All lines in the records below from the line with "Read all visible content and emit it as JSON." through the line with "Parse this screenshot: output" are to be given again exactly, both ends included; the pictures are to be left out.

□ □ □ □ □ □ □

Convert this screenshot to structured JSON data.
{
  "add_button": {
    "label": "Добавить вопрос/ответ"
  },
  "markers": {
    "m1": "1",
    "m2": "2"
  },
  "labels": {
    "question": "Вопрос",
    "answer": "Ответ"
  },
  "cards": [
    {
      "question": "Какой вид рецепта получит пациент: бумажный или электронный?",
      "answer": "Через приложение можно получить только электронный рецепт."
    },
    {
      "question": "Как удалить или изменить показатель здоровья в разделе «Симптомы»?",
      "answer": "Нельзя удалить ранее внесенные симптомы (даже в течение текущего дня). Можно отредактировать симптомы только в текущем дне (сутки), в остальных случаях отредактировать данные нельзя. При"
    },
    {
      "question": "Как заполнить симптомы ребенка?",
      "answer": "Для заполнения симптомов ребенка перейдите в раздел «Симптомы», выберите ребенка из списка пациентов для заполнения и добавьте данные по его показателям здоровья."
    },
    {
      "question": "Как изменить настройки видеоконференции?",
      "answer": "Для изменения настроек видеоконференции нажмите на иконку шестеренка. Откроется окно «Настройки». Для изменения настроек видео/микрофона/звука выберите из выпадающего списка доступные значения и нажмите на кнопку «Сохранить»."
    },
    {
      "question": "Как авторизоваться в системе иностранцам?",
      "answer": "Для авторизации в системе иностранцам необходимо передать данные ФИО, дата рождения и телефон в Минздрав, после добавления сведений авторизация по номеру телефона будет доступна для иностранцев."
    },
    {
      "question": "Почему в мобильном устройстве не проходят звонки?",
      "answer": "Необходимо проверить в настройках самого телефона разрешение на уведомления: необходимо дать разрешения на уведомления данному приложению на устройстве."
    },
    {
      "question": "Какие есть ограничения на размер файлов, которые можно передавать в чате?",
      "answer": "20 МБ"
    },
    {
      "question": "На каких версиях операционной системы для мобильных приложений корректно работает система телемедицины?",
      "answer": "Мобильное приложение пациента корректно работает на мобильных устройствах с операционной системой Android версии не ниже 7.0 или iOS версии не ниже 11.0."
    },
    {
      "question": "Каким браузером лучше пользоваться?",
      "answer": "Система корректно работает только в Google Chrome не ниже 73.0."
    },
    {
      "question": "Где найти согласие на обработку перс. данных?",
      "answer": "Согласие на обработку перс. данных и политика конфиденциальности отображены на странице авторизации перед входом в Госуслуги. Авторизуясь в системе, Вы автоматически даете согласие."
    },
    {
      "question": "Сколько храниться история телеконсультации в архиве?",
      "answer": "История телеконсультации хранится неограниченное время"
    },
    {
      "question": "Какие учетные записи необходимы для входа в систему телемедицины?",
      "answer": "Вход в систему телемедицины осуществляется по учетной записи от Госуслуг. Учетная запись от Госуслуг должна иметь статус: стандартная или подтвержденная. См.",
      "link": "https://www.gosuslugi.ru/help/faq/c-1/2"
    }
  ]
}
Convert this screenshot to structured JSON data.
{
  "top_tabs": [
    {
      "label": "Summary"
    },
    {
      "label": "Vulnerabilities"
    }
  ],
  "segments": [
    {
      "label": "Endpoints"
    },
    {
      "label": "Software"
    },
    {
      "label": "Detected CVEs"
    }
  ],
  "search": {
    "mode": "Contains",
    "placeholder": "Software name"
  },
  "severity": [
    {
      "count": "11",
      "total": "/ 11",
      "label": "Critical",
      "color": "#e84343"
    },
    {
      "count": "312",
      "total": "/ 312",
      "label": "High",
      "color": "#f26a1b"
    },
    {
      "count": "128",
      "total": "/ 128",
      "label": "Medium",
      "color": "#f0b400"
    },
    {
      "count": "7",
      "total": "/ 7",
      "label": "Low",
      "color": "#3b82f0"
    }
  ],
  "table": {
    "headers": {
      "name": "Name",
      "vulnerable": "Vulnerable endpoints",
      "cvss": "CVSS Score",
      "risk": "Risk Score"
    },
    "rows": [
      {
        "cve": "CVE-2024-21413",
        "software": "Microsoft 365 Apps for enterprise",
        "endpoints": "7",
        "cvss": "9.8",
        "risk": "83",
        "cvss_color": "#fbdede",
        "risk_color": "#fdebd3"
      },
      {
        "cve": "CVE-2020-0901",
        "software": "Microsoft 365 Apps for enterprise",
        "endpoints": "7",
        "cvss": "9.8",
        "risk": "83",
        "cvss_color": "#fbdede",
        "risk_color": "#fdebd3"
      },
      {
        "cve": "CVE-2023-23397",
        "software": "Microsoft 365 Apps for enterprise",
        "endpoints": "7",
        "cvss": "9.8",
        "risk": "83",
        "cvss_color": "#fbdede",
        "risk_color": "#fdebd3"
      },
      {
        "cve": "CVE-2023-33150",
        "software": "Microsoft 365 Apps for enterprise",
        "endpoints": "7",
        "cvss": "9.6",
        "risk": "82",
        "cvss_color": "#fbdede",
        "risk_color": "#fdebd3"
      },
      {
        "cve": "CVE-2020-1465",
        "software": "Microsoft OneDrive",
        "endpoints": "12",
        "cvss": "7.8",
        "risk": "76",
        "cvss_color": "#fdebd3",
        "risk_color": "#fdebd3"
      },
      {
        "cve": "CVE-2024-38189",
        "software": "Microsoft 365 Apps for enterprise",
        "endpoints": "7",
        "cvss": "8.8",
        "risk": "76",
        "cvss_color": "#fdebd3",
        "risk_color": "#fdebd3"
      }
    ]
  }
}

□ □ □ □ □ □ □

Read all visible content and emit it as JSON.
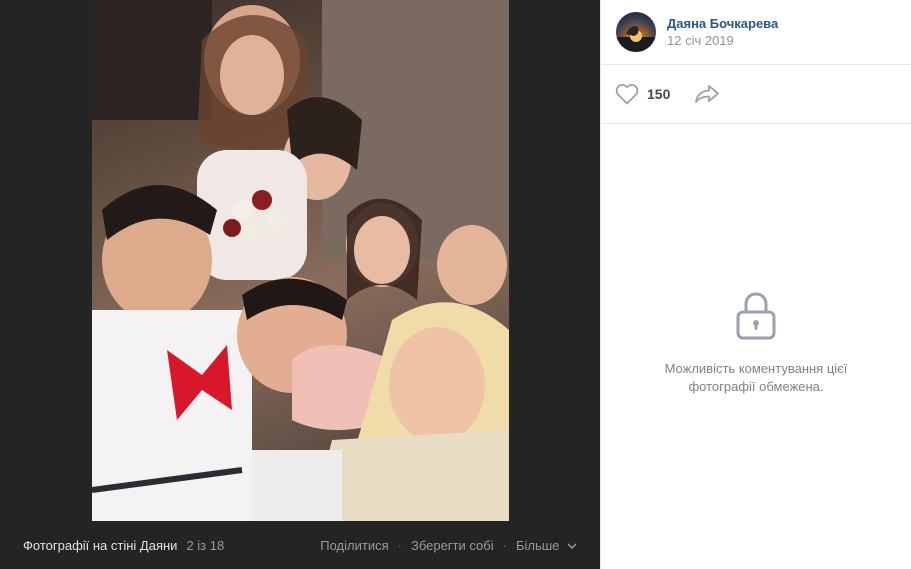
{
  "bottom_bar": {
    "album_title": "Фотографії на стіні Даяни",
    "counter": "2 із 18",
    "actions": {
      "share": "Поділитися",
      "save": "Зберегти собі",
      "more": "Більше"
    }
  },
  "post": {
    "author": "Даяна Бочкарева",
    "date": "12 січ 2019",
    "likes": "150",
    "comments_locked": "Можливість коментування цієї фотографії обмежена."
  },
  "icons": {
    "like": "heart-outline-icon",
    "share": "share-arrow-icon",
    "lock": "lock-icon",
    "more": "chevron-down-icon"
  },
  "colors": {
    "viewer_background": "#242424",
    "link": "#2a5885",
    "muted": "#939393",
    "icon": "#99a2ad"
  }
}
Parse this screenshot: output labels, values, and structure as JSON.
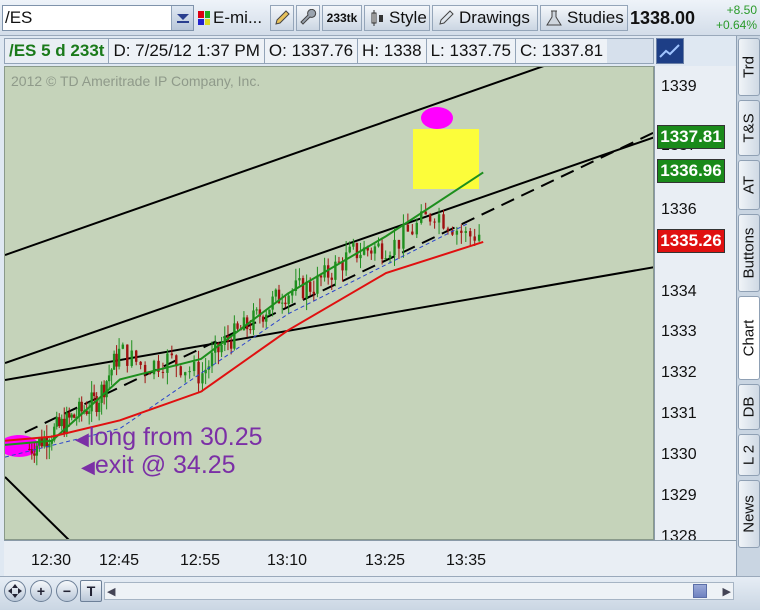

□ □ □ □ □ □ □

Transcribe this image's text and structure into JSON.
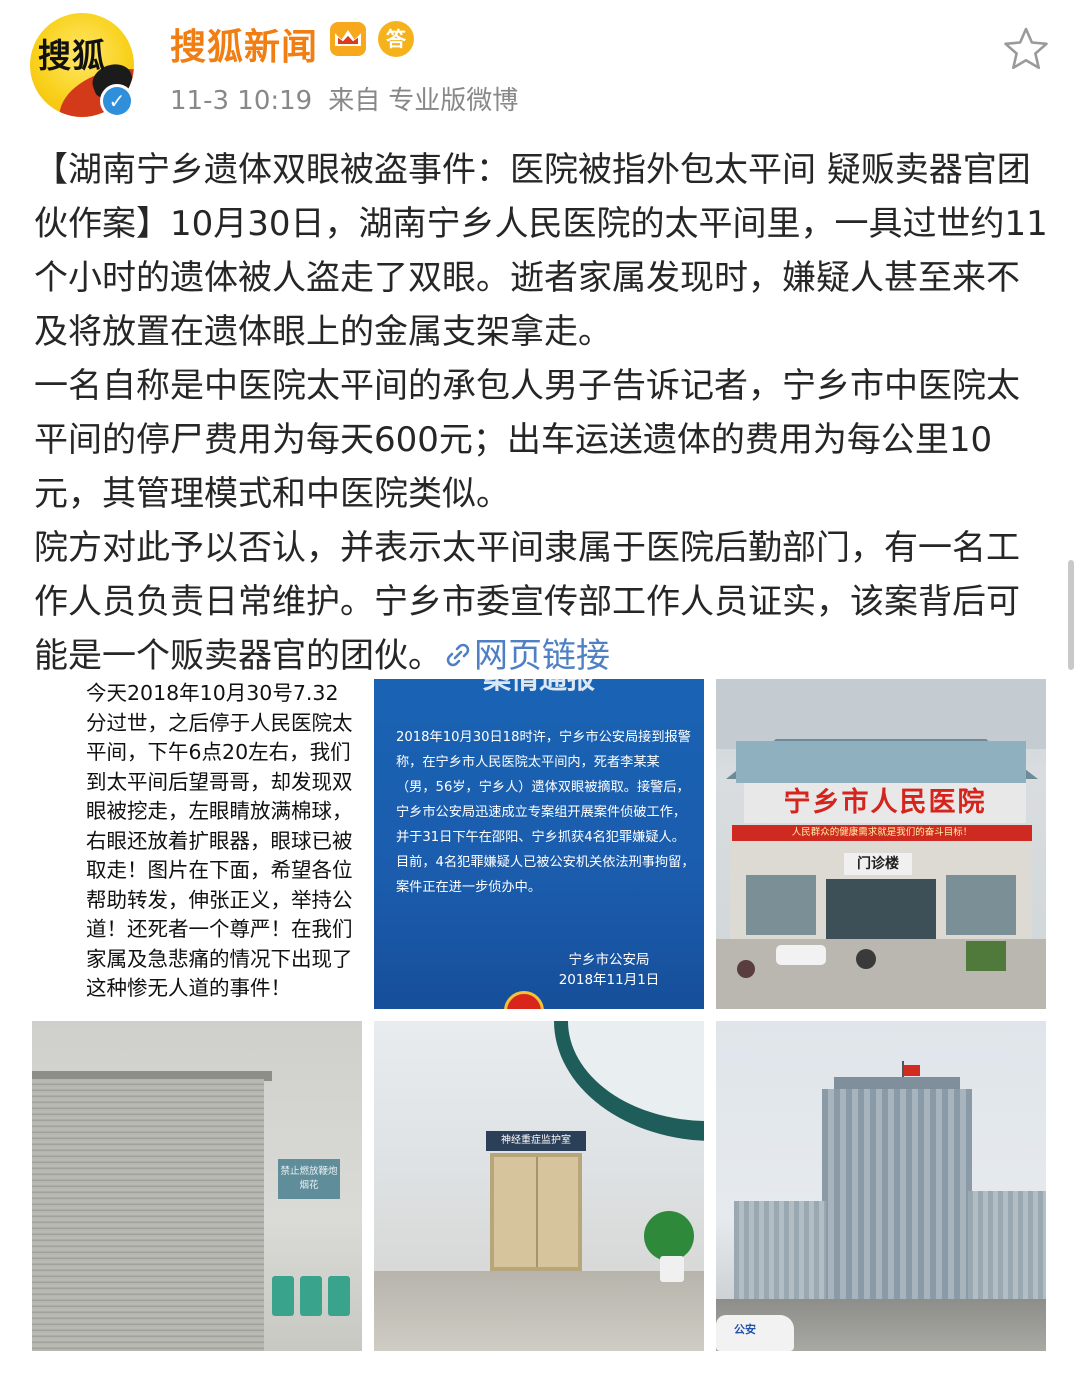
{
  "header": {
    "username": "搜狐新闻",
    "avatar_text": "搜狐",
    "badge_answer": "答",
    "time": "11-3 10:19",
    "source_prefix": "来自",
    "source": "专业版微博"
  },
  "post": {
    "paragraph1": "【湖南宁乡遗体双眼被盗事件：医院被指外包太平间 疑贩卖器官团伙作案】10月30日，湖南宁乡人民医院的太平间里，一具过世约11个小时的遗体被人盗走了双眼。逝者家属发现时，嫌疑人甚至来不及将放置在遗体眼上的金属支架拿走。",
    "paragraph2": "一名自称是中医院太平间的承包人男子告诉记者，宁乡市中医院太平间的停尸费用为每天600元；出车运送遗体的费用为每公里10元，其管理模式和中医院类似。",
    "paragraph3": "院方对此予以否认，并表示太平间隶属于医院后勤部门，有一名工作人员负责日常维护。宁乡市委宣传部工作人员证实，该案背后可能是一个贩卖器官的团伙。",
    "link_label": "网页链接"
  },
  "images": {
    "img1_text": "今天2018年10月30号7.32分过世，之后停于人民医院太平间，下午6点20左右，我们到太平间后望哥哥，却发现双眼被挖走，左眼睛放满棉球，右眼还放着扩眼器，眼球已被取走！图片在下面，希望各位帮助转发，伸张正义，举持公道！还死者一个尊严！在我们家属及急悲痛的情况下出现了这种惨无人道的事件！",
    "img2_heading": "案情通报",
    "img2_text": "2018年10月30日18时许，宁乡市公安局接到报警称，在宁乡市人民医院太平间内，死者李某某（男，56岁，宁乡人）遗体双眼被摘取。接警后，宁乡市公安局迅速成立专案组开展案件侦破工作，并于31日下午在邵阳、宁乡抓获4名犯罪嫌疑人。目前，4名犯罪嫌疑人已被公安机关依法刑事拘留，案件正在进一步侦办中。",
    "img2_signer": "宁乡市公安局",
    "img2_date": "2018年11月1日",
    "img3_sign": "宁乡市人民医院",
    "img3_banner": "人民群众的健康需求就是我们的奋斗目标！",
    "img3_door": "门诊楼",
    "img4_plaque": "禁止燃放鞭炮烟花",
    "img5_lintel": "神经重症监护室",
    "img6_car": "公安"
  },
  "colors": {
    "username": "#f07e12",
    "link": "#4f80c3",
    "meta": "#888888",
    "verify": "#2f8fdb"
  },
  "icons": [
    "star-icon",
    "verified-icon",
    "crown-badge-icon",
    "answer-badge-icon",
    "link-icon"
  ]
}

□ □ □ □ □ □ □

- RESULT FOR THIS EXERCISE:
Read all visible content and emit it as JSON.
{
  "bottom_bar": {
    "album_title": "Фотографії на стіні Даяни",
    "counter": "2 із 18",
    "actions": {
      "share": "Поділитися",
      "save": "Зберегти собі",
      "more": "Більше"
    }
  },
  "post": {
    "author": "Даяна Бочкарева",
    "date": "12 січ 2019",
    "likes": "150",
    "comments_locked": "Можливість коментування цієї фотографії обмежена."
  },
  "icons": {
    "like": "heart-outline-icon",
    "share": "share-arrow-icon",
    "lock": "lock-icon",
    "more": "chevron-down-icon"
  },
  "colors": {
    "viewer_background": "#242424",
    "link": "#2a5885",
    "muted": "#939393",
    "icon": "#99a2ad"
  }
}
Parse this screenshot: output labels, values, and structure as JSON.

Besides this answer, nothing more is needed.